Boulder, Sierra, INVESTIGATOR
Feedbacks between climate warming, land surface aridity, and wildfire-derived aerosols represent a large source of uncertainty in future climate predictions. Here, long-term observations of aerosol optical depth, surface level aerosol loading, fire-area burned, and hydrologic simulations are used to show that regional-scale increases in aridity and resulting wildfires have significantly increased summertime aerosol loading in remote high elevation regions of the Intermountain West of the United States. Surface summertime organic aerosol loading and total aerosol optical depth were both strongly correlated (p < 0.05)with aridity and fire area burned at high elevation sites across major western US mountain ranges. These results demonstrate that surface-level organic aerosol loading is dominated by summertime wildfires at many high elevation sites.
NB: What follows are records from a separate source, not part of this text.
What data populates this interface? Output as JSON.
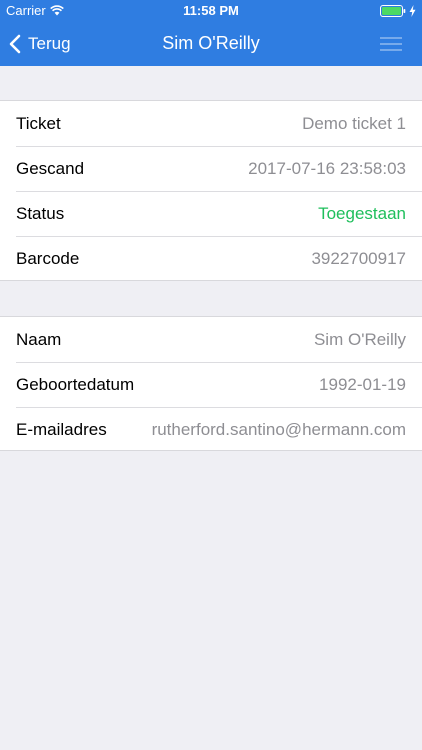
{
  "status_bar": {
    "carrier": "Carrier",
    "time": "11:58 PM",
    "wifi_icon": "wifi-icon",
    "battery_icon": "battery-icon",
    "charge_icon": "charging-bolt-icon"
  },
  "nav": {
    "back_label": "Terug",
    "back_icon": "chevron-left-icon",
    "title": "Sim O'Reilly",
    "menu_icon": "menu-icon",
    "background_color": "#2f7de1"
  },
  "ticket_group": {
    "rows": [
      {
        "label": "Ticket",
        "value": "Demo ticket 1"
      },
      {
        "label": "Gescand",
        "value": "2017-07-16 23:58:03"
      },
      {
        "label": "Status",
        "value": "Toegestaan",
        "value_color": "#1fbf5c"
      },
      {
        "label": "Barcode",
        "value": "3922700917"
      }
    ]
  },
  "person_group": {
    "rows": [
      {
        "label": "Naam",
        "value": "Sim O'Reilly"
      },
      {
        "label": "Geboortedatum",
        "value": "1992-01-19"
      },
      {
        "label": "E-mailadres",
        "value": "rutherford.santino@hermann.com"
      }
    ]
  }
}
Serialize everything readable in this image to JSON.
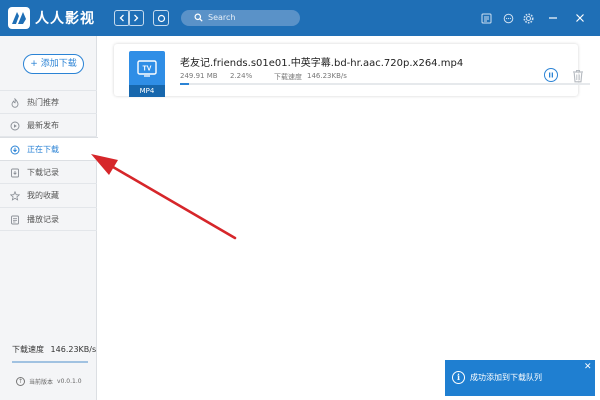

This analysis provides new constraints for climate projections on the influence of drought and resulting wildfires on aerosol loading. These empirical observations will help better constrain projected increases in organic aerosol loading with increased fire activity under climate change.
Hallar, A.G., N.P. Molotch, J. Hand, L.R. Lestak, I.B. McCubbin, B. Livneh, R. Petersen, J. Michalsky, D. Lowenthal (2017): Impacts of increasing aridity and wildfires on aerosol loading in the intermountain western US. Environmental Research Letters, 12(1): article 014006.
This Paper/Book acknowledges NSF CZO grant support.